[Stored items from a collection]
.....

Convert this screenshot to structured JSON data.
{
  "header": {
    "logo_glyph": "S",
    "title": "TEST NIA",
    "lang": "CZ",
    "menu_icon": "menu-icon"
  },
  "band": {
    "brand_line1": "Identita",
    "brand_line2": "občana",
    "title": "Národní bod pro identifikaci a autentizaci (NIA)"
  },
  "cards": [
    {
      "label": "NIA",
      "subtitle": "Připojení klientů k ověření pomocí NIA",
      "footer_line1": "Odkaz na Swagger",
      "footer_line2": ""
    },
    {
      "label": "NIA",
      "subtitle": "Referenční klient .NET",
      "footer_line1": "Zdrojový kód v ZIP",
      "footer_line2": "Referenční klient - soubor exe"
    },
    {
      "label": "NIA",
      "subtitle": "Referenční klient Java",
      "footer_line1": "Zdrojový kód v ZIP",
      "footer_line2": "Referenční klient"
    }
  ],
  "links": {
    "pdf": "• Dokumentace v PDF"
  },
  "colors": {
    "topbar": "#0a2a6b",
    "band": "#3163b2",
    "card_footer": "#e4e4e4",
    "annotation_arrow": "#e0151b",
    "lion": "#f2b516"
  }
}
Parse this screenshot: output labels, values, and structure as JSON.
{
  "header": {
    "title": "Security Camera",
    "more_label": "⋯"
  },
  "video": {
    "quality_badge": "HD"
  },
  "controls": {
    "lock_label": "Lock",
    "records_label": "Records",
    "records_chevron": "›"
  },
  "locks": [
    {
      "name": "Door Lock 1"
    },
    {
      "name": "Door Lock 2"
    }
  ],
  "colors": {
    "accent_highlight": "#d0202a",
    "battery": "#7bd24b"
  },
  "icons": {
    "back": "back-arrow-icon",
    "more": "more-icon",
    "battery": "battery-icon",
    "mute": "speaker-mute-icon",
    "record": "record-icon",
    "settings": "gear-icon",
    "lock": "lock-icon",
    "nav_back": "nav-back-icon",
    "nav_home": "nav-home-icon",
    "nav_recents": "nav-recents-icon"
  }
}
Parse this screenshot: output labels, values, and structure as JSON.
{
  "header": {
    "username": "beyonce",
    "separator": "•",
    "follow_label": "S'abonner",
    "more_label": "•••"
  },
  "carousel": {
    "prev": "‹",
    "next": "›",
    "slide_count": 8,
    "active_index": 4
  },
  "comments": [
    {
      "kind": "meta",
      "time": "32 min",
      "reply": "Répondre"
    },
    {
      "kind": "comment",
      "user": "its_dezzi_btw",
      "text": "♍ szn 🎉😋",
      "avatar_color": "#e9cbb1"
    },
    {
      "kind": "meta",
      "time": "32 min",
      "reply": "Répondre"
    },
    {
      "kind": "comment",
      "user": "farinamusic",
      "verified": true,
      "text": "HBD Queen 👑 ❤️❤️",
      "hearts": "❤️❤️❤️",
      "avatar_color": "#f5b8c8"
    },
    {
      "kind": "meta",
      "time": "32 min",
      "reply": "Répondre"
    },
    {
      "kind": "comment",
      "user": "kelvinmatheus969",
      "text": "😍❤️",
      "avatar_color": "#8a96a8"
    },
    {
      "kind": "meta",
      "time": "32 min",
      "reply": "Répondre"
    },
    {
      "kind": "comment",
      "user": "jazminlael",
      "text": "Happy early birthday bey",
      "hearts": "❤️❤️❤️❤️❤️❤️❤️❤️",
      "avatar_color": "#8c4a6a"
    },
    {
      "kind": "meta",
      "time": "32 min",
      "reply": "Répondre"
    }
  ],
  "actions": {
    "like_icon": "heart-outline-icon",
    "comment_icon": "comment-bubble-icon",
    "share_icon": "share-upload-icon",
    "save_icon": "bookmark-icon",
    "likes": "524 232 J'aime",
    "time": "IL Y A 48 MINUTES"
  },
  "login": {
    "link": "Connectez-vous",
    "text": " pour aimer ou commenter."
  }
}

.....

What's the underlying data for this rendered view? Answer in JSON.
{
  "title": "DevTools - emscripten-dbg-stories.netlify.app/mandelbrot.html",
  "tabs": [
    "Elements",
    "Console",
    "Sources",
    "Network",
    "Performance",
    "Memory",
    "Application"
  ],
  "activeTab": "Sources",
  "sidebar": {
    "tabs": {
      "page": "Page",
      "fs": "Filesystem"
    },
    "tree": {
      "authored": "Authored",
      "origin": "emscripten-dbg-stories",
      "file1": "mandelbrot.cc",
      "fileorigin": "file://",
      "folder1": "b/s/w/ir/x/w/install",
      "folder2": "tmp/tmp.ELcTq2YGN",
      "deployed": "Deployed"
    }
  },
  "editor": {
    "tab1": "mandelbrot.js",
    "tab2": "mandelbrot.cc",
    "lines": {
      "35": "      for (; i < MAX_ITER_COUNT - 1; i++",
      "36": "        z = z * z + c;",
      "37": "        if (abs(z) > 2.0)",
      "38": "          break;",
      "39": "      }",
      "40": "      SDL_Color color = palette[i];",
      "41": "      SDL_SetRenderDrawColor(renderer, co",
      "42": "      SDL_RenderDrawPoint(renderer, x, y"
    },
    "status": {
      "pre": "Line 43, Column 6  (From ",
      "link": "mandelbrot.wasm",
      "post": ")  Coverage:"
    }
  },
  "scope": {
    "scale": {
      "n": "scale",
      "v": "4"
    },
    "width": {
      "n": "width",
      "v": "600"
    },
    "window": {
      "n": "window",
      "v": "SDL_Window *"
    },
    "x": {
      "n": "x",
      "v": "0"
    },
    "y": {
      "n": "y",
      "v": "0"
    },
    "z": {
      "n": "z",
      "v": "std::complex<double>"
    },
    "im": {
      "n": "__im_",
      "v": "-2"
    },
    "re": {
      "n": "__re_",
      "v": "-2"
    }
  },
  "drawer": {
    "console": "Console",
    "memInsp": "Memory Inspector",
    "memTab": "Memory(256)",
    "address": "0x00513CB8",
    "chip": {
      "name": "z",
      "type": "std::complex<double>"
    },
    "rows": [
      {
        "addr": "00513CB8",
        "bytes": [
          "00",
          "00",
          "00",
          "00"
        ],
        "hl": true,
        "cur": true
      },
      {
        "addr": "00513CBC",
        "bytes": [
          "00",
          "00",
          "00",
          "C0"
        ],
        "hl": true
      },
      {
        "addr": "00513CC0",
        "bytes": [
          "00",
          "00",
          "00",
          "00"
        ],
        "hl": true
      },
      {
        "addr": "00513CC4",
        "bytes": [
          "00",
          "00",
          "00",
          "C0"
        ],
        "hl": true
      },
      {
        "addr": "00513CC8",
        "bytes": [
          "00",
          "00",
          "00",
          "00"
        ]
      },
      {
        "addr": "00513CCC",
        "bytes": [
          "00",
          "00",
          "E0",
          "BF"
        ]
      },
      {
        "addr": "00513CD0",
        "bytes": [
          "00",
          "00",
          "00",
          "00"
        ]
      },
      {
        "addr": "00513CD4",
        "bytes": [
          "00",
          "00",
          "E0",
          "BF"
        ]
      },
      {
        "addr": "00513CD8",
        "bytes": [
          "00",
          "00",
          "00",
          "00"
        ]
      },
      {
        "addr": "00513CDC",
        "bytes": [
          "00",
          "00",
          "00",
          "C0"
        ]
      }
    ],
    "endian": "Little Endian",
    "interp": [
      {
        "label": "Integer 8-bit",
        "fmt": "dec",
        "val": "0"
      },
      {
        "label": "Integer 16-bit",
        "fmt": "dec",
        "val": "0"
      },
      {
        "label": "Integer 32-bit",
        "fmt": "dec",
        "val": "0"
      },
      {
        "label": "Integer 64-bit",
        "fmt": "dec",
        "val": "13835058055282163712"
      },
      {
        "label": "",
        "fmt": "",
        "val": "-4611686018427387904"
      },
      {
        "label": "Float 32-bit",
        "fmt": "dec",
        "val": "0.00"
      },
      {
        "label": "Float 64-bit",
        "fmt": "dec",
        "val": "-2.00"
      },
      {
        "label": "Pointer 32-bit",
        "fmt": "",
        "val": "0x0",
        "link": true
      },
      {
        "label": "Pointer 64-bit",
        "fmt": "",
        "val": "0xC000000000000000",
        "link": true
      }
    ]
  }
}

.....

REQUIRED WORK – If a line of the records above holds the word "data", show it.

TASK OUTPUT –
Convert this screenshot to structured JSON data.
What's the underlying data for this rendered view? Answer in JSON.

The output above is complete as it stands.